**Problem details:**
Using the material below, work out how many lines contain the word "Lightroom". Reply with the number and nothing more.

**Data excerpts:**
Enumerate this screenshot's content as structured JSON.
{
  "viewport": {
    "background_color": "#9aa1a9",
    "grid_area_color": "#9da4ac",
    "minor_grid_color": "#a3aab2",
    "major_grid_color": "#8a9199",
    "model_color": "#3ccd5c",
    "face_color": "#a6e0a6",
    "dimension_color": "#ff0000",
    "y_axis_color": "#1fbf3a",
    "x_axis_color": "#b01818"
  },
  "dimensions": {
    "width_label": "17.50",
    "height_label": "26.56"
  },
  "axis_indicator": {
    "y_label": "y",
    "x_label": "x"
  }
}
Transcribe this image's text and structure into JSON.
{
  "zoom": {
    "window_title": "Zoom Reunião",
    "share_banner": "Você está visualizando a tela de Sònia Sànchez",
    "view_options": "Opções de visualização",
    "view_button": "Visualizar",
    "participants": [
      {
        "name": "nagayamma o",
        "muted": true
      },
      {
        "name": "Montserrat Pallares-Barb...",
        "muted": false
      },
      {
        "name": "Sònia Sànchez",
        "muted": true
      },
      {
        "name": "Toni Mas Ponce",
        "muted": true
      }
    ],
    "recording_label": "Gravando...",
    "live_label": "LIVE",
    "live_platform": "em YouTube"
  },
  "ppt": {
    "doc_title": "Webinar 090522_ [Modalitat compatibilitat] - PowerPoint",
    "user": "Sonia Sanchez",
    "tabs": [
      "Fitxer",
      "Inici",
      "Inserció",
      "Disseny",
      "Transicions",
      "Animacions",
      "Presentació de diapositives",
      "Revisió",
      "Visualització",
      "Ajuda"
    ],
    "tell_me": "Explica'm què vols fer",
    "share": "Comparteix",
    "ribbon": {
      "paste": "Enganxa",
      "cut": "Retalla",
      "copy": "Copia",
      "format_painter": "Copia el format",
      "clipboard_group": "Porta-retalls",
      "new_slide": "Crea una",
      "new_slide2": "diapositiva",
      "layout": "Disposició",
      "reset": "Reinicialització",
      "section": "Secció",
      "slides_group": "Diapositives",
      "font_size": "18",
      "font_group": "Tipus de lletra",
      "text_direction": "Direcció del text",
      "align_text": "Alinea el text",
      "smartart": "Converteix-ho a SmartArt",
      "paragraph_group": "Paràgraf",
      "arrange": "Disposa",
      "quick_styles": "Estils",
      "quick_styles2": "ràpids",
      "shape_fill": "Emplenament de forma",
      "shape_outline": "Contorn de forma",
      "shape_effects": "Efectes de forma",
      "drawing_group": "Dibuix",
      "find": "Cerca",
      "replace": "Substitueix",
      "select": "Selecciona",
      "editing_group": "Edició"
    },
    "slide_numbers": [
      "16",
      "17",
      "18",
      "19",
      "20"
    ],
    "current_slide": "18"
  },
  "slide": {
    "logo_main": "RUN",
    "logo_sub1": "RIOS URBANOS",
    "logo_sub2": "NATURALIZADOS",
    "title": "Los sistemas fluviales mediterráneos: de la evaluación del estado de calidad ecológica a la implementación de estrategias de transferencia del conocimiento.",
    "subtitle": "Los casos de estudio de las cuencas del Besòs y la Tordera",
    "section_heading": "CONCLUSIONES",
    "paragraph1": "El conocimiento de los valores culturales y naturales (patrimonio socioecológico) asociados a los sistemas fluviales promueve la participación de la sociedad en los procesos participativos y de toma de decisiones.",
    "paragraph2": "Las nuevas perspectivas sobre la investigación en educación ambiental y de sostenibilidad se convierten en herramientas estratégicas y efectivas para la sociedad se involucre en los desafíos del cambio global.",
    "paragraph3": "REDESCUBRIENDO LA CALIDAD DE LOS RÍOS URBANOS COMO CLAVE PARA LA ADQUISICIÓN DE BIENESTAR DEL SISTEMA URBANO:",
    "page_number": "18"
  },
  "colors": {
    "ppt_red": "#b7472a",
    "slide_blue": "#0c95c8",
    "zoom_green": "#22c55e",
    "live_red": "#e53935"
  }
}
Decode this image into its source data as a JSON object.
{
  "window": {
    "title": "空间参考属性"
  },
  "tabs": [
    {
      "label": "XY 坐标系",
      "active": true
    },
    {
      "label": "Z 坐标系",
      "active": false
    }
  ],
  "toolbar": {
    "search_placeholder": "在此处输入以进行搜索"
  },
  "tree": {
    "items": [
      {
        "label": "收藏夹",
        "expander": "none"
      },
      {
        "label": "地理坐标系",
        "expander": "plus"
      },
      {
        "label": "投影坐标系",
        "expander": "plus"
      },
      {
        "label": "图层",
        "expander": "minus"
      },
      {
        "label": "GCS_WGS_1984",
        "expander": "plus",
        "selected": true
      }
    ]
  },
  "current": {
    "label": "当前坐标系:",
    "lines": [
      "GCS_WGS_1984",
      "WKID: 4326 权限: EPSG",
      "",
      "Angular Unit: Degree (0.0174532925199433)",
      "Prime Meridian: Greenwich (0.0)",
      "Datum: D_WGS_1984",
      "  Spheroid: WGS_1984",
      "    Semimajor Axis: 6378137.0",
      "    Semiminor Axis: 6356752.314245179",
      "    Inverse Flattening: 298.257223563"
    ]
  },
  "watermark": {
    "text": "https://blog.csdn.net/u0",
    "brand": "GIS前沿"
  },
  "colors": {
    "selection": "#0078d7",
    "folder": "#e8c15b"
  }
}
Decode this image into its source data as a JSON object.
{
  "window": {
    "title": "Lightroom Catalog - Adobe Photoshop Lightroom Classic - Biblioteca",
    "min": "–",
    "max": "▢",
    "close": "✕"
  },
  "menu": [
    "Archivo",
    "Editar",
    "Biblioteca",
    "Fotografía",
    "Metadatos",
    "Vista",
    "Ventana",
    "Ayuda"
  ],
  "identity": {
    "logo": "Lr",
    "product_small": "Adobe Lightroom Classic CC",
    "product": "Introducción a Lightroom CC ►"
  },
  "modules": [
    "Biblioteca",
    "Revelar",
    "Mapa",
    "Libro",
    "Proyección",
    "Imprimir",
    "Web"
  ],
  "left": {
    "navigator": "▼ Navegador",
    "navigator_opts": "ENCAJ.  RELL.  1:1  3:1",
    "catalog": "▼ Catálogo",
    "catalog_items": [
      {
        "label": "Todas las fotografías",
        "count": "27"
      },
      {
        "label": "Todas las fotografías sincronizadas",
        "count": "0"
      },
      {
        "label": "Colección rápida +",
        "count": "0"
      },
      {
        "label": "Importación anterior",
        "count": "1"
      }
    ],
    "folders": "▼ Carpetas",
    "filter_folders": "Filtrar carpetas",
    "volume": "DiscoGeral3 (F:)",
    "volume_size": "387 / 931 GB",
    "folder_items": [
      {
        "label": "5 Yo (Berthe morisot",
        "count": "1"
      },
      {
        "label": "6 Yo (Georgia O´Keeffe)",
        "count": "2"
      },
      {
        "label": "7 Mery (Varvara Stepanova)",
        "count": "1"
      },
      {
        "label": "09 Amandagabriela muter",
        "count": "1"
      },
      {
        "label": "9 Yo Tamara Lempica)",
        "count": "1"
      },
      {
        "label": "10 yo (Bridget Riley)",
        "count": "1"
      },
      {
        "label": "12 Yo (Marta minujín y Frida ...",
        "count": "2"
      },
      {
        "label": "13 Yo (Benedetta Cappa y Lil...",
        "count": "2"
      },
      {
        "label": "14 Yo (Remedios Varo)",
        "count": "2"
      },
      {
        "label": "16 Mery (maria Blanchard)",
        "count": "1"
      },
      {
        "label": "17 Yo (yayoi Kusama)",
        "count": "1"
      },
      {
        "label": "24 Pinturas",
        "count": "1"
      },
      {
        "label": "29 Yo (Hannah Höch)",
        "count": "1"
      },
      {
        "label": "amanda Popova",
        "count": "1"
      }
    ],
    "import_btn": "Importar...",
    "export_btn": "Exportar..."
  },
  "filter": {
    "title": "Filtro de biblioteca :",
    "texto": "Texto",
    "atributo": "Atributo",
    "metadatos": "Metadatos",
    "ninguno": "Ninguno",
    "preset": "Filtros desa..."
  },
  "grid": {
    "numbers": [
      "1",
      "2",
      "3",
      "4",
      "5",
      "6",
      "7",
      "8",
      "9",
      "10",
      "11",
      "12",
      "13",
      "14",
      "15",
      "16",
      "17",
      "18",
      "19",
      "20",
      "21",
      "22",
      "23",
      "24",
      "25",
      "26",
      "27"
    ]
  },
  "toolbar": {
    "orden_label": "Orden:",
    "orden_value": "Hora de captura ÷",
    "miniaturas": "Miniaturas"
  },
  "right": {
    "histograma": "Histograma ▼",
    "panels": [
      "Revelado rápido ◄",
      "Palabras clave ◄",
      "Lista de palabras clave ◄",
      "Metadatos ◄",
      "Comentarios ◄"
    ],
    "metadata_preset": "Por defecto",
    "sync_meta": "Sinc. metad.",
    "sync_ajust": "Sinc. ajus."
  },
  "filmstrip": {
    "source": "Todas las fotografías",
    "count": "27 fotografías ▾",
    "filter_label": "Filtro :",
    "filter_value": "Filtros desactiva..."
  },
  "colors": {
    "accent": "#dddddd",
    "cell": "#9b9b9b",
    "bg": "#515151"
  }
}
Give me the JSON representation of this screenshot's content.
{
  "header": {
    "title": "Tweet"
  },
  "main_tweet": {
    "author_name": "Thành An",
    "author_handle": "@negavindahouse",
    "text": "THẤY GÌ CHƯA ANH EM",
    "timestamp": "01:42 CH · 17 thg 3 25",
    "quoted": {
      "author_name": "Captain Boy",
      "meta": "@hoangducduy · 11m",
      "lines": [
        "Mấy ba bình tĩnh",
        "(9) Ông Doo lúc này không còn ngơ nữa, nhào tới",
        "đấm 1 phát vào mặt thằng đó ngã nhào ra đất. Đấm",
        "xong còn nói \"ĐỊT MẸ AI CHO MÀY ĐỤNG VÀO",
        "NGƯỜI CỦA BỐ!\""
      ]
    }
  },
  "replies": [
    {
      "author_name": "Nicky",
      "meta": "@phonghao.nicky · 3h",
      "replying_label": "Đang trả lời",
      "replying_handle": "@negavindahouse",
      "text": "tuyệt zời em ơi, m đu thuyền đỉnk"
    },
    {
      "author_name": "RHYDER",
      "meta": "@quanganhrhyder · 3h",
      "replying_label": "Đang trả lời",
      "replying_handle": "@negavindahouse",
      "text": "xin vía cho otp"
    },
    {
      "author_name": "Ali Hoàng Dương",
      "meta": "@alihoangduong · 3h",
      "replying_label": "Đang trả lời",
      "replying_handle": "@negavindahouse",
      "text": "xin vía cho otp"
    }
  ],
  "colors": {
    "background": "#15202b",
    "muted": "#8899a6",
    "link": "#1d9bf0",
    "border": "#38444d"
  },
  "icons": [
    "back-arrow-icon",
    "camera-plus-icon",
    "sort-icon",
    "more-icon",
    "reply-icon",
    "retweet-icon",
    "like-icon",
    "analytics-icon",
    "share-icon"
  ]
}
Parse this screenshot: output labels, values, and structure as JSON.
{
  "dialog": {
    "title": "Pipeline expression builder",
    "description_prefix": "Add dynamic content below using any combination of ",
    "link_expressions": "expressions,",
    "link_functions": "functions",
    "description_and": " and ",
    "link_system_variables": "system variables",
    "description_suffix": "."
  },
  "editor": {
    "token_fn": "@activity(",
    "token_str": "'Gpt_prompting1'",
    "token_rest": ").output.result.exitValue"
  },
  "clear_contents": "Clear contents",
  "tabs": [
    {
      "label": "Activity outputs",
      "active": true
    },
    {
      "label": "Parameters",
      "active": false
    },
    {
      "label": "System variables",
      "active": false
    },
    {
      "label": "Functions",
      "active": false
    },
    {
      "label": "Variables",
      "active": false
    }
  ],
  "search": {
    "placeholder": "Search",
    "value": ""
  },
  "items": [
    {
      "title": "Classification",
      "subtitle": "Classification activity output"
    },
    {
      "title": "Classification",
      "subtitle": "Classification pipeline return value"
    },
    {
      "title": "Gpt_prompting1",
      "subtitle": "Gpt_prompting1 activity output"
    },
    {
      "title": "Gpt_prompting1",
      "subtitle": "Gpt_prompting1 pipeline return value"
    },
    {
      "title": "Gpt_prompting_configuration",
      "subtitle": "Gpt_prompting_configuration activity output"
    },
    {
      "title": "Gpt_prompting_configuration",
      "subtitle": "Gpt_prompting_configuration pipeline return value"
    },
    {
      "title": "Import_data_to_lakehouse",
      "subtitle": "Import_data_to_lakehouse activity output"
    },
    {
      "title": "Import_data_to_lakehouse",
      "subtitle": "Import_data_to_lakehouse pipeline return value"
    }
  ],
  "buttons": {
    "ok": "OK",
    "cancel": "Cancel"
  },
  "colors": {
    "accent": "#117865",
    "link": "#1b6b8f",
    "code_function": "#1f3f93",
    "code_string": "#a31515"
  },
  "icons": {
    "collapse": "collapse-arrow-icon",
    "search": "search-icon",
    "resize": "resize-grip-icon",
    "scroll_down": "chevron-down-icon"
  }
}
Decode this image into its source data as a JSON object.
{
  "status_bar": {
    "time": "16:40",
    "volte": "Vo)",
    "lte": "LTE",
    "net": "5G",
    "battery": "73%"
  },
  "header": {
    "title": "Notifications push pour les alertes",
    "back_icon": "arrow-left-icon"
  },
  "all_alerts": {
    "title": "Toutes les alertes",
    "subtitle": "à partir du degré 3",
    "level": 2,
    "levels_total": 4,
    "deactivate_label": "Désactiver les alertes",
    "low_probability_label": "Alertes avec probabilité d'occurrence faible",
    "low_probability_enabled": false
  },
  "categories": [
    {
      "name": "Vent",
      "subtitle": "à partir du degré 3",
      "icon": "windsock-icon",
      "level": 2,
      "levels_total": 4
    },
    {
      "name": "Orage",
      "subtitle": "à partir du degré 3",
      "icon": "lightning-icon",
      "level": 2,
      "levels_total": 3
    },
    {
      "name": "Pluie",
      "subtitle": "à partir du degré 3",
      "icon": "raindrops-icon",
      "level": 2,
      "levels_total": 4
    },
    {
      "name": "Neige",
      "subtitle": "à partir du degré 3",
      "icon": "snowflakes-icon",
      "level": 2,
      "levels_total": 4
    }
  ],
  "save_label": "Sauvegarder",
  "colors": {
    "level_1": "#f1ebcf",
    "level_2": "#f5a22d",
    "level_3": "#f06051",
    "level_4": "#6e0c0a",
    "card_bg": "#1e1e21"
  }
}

**Task result:**
3